__Your goal__.
Identify all lines in the listing that include the word "BANDIRMA", and copy them out.

::::::::::

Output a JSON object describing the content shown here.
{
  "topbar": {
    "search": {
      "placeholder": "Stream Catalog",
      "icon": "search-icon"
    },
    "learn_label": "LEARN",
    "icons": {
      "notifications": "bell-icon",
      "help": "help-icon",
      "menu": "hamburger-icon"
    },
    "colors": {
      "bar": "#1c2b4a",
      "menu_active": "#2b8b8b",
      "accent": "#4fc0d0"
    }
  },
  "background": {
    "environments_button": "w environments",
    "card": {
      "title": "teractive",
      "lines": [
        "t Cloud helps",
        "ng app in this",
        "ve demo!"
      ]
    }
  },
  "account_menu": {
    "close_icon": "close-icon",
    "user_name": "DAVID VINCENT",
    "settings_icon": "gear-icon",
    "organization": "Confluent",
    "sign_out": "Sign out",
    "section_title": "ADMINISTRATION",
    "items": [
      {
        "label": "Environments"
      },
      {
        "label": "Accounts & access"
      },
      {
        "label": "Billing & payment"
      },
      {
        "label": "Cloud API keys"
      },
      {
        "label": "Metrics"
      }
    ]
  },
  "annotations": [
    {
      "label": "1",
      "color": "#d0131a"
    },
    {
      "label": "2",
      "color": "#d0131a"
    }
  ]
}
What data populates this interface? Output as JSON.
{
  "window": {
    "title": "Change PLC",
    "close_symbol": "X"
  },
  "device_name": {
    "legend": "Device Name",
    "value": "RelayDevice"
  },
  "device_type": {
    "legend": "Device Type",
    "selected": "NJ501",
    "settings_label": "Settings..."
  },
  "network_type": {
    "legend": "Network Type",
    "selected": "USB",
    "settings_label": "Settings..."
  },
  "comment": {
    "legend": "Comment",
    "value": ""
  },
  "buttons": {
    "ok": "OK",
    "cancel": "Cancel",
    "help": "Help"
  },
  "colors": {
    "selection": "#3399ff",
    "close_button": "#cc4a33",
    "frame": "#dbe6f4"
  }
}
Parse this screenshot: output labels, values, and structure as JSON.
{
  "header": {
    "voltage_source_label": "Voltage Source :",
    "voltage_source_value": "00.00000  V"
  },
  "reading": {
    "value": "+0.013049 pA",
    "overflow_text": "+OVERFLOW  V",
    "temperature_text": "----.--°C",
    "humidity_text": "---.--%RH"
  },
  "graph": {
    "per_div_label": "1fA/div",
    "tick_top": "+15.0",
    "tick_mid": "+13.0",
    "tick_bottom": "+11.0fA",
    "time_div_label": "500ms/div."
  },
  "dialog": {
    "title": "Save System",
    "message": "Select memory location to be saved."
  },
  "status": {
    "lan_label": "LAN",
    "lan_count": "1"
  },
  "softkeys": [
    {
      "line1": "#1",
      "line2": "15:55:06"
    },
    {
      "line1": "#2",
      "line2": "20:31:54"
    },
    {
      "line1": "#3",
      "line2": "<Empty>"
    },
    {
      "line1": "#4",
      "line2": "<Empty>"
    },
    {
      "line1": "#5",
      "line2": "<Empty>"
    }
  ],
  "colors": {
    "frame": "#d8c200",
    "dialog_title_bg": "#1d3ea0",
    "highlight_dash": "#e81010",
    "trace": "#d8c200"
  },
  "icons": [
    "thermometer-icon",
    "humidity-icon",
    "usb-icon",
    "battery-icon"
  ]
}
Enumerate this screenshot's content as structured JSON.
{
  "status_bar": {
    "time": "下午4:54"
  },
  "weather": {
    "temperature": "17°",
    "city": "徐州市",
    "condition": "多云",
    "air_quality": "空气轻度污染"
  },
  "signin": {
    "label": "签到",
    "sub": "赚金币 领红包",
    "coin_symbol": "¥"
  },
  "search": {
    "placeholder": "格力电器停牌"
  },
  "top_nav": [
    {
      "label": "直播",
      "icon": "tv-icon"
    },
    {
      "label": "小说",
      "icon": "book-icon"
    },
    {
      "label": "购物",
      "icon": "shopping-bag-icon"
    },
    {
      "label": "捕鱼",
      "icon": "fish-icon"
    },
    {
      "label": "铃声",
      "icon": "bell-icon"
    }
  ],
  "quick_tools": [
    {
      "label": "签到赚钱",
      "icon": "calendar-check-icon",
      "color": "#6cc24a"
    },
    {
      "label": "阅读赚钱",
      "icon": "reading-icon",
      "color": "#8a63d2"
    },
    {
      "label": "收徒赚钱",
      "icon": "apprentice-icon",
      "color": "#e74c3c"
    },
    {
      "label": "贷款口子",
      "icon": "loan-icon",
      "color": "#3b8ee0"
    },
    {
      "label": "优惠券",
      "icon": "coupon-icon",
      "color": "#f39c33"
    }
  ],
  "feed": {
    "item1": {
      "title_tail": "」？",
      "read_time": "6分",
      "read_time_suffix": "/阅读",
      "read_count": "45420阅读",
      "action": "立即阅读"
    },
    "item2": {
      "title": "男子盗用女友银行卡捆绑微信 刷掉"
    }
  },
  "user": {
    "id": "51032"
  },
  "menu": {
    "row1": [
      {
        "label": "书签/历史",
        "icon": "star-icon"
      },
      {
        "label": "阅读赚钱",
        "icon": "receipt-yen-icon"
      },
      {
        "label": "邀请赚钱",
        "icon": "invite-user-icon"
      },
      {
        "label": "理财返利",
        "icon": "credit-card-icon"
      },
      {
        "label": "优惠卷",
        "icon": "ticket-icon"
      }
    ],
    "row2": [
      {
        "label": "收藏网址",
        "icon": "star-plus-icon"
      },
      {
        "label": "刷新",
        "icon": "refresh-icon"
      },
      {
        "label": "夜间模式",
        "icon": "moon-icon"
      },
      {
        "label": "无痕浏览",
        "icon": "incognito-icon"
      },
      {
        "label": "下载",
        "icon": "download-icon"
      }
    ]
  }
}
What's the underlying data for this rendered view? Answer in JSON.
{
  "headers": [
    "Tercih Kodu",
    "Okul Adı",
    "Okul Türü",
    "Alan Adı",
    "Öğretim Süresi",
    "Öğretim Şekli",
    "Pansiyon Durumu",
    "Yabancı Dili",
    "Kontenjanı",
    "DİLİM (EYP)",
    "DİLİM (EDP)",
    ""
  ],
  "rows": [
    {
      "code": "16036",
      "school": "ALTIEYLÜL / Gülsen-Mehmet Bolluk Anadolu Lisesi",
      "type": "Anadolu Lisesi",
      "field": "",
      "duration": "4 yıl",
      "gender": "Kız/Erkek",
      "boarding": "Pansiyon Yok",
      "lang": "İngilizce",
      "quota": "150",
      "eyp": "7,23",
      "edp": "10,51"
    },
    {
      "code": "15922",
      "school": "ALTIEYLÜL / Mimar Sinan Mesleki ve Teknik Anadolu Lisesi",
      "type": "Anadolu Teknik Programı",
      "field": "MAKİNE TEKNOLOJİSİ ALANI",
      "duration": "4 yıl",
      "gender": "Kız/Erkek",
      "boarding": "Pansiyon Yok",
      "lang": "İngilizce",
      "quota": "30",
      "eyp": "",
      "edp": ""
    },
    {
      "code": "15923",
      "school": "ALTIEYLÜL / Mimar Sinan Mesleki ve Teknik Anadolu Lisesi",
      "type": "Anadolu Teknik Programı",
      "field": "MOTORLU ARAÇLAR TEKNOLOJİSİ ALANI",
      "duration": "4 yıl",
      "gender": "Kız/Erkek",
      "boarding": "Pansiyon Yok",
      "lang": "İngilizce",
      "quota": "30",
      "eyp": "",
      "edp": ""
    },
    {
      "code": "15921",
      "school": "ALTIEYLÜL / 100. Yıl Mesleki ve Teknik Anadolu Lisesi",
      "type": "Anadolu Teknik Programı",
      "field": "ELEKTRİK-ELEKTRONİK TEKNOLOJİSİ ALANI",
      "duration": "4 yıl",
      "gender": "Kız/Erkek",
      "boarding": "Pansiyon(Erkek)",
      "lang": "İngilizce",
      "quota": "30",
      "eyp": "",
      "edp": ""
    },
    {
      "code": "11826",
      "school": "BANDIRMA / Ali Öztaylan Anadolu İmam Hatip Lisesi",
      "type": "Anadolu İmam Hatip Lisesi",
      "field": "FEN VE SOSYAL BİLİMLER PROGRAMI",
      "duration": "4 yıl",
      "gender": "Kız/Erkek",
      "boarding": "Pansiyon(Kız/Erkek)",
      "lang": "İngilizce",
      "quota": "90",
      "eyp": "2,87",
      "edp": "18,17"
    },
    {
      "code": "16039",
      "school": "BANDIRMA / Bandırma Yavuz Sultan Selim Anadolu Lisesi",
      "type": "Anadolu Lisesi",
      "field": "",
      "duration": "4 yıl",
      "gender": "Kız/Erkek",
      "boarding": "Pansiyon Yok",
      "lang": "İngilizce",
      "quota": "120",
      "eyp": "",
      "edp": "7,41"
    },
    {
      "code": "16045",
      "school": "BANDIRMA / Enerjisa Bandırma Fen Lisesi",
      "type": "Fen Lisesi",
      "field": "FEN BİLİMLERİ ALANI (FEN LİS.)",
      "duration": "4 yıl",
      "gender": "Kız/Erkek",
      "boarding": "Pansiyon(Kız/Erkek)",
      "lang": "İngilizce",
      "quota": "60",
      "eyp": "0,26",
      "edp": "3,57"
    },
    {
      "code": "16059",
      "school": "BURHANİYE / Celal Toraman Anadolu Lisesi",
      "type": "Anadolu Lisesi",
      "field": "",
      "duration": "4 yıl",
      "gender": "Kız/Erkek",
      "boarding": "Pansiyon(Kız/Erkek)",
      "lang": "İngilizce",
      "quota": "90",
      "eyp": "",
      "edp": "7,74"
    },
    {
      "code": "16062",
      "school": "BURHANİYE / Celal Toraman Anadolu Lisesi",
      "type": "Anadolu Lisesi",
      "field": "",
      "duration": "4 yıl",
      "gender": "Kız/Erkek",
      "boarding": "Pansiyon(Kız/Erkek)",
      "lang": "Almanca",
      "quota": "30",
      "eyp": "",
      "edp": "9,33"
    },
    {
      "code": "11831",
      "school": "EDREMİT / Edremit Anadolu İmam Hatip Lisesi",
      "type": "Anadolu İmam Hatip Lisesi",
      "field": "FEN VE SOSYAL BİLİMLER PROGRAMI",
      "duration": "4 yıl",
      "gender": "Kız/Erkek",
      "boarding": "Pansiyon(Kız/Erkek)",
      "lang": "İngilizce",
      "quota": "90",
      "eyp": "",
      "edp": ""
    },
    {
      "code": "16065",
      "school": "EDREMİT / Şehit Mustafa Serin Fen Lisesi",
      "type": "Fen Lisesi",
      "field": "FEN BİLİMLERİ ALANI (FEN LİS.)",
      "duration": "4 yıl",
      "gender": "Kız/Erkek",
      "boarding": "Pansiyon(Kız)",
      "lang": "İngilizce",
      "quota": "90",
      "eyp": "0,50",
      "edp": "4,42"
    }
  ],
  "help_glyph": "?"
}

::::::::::

__Output__.
      "school": "BANDIRMA / Ali Öztaylan Anadolu İmam Hatip Lisesi",
      "school": "BANDIRMA / Bandırma Yavuz Sultan Selim Anadolu Lisesi",
      "school": "BANDIRMA / Enerjisa Bandırma Fen Lisesi",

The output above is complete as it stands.